And  an interesting tidbit of information: Several sources are indicating that the cosmic ray influx is increasing. (E.g. see for Sep 1, 2016:  Cosmic Rays in the Atmosphere.)

Now, cosmic rays come in from outside our solar system. Mostly they are particulates, very high-energy charged particles produced in the various high-energy astronomical objects out there. They are very penetrating, and potentially dangerous to life, at least in large quantities. (Not that we are likely to get those large quantities; my point is simply that they ain’t good for ya.)
Normally the solar wind, coupled with the enhanced wind streams from coronas, and CMEs, create enough of a “resisting” effect to keep the cosmic ray flux at Earth fairly low. That said, this means that there is a variation in cosmic ray flux from solar max to solar min.
But 1) we’re only about 2 years out from solar max. We should be 4-5 years away from solar min. 2) If we are indeed going into an extended minimum, then chances are the cosmic ray flux will be higher than at a “simple” solar min.
Just something to keep an eye on.
Additional news:
  • Africa saw an annular solar eclipse today. Nearly 97% of the Sun was covered by the Moon for observers in 50 African nations. has a nice gallery of eclipse photography here.
Photo from
Annular solar eclipse seen from Reunion

  • We are experiencing a G1 (minor) geomagnetic storm due to the enhanced wind stream from a coronal hole. High-latitude observers should keep a lookout for aurorae and other effects.

  • SpaceX's Falcon-9 blew up on the pad at Canaveral today; the rocket and its payload, a satellite owned by Facebook and intended to provide satellite internet capability, were total losses. CEO Elon Musk indicated that the problem "originated around the upper stage oxygen tank," during a static test on the pad. The launch had been planned for Saturday.

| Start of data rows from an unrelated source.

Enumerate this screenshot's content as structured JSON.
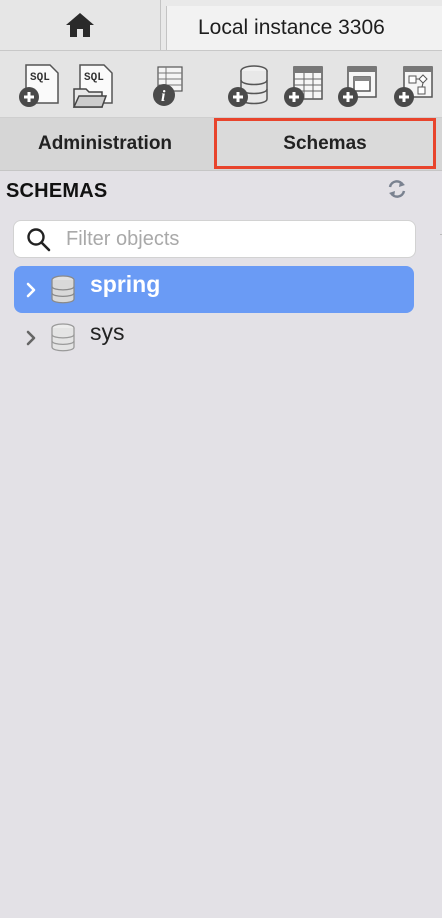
{
  "header": {
    "home_icon": "home-icon",
    "instance_tab_label": "Local instance 3306"
  },
  "toolbar": {
    "buttons": [
      {
        "icon": "new-sql-tab-icon",
        "text": "SQL"
      },
      {
        "icon": "open-sql-script-icon",
        "text": "SQL"
      },
      {
        "icon": "inspector-info-icon"
      },
      {
        "icon": "create-schema-icon"
      },
      {
        "icon": "create-table-icon"
      },
      {
        "icon": "create-view-icon"
      },
      {
        "icon": "create-procedure-icon"
      }
    ]
  },
  "tabs": {
    "administration": "Administration",
    "schemas": "Schemas",
    "active": "Schemas",
    "highlight_color": "#e8442c"
  },
  "schemas_panel": {
    "heading": "SCHEMAS",
    "refresh_icon": "refresh-icon",
    "filter_placeholder": "Filter objects",
    "filter_value": "",
    "items": [
      {
        "label": "spring",
        "selected": true
      },
      {
        "label": "sys",
        "selected": false
      }
    ],
    "selection_color": "#6a9bf5"
  }
}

Business Insider:

 ~Stephanie Osborn

No comments:

Post a Comment